The Latin name for holly is Ilex aquifolium. I’ve been trying to learn the Latin names for some of the flowers and trees in our garden using this beautiful book.

As I search for it on the bookshelves I see Cicely Mary Barker’s  book of ‘Flower Fairies’ and cannot resist looking up ‘The Song of the Holly Fairy.’

This reminds me of a book I found in a second hand sale this year, ‘Airs and Graces’ by Erica James. In it she uses the poems of the flower fairies as epigraphs.

A distant memory from childhood finds me looking up the Cottingley Fairy photographs. Taken over a hundred years ago, some were recently put up for sale. Although the photos were fake, one of the girls always maintained the final one was genuine.

Who knows? In this time of dark winter days perhaps we need the magical and the fantasy world. It is a time for enjoying the music and dance of the Sugar Plum Fairy.

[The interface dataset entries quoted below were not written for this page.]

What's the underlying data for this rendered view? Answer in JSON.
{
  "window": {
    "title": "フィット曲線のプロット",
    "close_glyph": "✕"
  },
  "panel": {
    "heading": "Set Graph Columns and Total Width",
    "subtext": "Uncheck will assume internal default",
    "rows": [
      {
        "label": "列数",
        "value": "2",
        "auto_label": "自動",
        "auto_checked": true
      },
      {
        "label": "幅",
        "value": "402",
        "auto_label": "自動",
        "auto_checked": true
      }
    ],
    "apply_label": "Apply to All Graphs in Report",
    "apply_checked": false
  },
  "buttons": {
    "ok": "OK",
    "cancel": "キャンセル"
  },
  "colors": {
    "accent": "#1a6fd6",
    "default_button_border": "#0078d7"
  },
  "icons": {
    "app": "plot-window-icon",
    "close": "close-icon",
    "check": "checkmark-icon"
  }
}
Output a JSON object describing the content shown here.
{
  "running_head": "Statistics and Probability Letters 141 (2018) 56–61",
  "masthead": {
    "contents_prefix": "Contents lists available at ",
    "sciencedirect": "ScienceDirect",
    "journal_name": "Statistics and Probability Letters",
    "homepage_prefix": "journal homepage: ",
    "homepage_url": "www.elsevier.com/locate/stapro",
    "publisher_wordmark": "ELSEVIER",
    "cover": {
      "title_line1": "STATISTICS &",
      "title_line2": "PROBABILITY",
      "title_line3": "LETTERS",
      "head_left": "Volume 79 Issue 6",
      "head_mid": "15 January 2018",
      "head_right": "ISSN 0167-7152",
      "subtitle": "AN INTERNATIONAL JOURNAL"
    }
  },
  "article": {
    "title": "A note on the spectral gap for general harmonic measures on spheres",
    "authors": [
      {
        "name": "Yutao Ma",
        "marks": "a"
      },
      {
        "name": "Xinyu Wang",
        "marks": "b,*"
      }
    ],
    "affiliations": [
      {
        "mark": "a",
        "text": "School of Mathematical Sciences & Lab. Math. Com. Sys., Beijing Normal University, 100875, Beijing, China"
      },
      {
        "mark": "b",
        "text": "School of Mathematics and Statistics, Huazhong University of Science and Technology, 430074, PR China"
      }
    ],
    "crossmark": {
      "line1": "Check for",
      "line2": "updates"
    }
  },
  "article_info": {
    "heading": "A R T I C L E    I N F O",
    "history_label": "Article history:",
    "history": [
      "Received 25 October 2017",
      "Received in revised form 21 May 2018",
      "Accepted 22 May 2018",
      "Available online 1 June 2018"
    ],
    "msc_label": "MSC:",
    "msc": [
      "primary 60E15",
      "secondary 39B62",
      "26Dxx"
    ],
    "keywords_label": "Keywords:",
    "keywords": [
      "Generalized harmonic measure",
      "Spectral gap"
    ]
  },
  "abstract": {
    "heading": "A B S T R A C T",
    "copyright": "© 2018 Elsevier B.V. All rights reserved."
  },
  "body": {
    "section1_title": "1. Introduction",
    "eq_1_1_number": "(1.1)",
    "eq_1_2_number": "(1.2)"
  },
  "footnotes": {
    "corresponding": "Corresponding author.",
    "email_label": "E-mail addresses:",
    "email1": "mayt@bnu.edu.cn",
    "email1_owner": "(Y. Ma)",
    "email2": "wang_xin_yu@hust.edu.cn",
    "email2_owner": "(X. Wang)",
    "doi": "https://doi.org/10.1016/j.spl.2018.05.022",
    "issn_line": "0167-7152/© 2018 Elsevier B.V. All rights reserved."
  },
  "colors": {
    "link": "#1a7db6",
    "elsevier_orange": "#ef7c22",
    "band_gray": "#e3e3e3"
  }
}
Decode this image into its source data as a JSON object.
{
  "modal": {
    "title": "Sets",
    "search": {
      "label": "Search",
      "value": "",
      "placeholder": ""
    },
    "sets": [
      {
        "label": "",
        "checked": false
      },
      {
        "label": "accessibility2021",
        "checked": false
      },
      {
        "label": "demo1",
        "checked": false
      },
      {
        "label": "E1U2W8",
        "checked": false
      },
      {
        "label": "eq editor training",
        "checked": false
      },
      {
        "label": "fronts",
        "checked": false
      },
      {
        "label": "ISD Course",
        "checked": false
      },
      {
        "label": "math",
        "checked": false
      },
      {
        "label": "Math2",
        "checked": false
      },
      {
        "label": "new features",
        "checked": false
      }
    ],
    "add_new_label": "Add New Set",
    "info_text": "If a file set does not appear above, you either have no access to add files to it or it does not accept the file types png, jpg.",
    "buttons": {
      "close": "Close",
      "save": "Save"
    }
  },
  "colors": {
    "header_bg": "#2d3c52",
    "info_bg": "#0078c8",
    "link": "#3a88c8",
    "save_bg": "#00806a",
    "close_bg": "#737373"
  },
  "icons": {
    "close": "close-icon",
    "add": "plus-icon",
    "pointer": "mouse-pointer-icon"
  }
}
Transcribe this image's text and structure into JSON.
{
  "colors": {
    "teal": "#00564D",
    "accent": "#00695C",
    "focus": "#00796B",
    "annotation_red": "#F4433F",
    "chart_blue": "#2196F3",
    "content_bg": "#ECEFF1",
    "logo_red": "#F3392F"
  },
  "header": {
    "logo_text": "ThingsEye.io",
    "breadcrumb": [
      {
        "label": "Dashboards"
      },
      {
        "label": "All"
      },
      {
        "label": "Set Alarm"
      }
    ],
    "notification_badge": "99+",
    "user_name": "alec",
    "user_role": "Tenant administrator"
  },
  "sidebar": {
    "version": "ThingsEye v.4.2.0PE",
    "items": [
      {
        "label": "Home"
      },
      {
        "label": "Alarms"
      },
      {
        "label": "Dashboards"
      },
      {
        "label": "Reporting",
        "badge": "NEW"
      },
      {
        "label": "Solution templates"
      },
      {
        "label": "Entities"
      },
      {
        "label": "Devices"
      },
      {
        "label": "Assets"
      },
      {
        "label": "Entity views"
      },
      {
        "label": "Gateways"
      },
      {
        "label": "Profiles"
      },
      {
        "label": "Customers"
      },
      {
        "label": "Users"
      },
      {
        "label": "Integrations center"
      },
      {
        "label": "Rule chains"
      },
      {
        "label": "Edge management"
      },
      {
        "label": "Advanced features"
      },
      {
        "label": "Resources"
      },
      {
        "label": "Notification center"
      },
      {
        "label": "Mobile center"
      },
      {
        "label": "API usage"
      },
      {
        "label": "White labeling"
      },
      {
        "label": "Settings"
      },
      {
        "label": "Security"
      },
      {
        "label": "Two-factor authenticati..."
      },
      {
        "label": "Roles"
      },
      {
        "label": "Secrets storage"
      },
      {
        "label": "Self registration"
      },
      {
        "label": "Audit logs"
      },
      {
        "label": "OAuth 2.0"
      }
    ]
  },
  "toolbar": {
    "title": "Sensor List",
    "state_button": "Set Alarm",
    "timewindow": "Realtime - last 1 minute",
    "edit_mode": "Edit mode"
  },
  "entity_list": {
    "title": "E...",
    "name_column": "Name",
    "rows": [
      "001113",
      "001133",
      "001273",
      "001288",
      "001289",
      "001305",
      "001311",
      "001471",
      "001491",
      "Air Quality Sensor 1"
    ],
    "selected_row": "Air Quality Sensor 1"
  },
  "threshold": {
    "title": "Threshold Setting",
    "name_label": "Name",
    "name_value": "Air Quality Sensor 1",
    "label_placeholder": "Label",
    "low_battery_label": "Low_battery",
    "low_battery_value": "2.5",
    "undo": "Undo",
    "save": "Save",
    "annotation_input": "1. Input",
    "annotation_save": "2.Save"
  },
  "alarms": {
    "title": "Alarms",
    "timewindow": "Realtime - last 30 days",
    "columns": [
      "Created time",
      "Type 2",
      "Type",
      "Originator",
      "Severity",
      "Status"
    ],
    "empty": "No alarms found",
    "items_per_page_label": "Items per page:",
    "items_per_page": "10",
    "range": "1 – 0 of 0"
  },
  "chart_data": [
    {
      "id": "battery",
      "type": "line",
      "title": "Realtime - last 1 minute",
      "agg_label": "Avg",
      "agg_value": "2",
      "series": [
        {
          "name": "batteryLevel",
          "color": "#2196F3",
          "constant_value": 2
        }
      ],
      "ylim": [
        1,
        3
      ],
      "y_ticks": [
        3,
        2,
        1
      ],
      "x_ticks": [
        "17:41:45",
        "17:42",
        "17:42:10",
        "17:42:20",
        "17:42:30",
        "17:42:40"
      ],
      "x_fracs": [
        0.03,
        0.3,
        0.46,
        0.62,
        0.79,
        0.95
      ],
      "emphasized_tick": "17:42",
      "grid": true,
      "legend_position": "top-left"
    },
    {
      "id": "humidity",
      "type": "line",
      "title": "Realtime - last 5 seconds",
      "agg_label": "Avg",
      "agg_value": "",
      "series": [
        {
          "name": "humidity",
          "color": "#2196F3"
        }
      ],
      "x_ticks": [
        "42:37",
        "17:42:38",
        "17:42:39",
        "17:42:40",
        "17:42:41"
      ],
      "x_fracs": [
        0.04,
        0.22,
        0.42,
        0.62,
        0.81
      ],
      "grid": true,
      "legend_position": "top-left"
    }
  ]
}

Time to tuck up with a good book.

First though, I’m going to make sure our new pond isn’t frozen so the birds can have a bath and refill the bird feeders. Just in case there aren’t enough berries.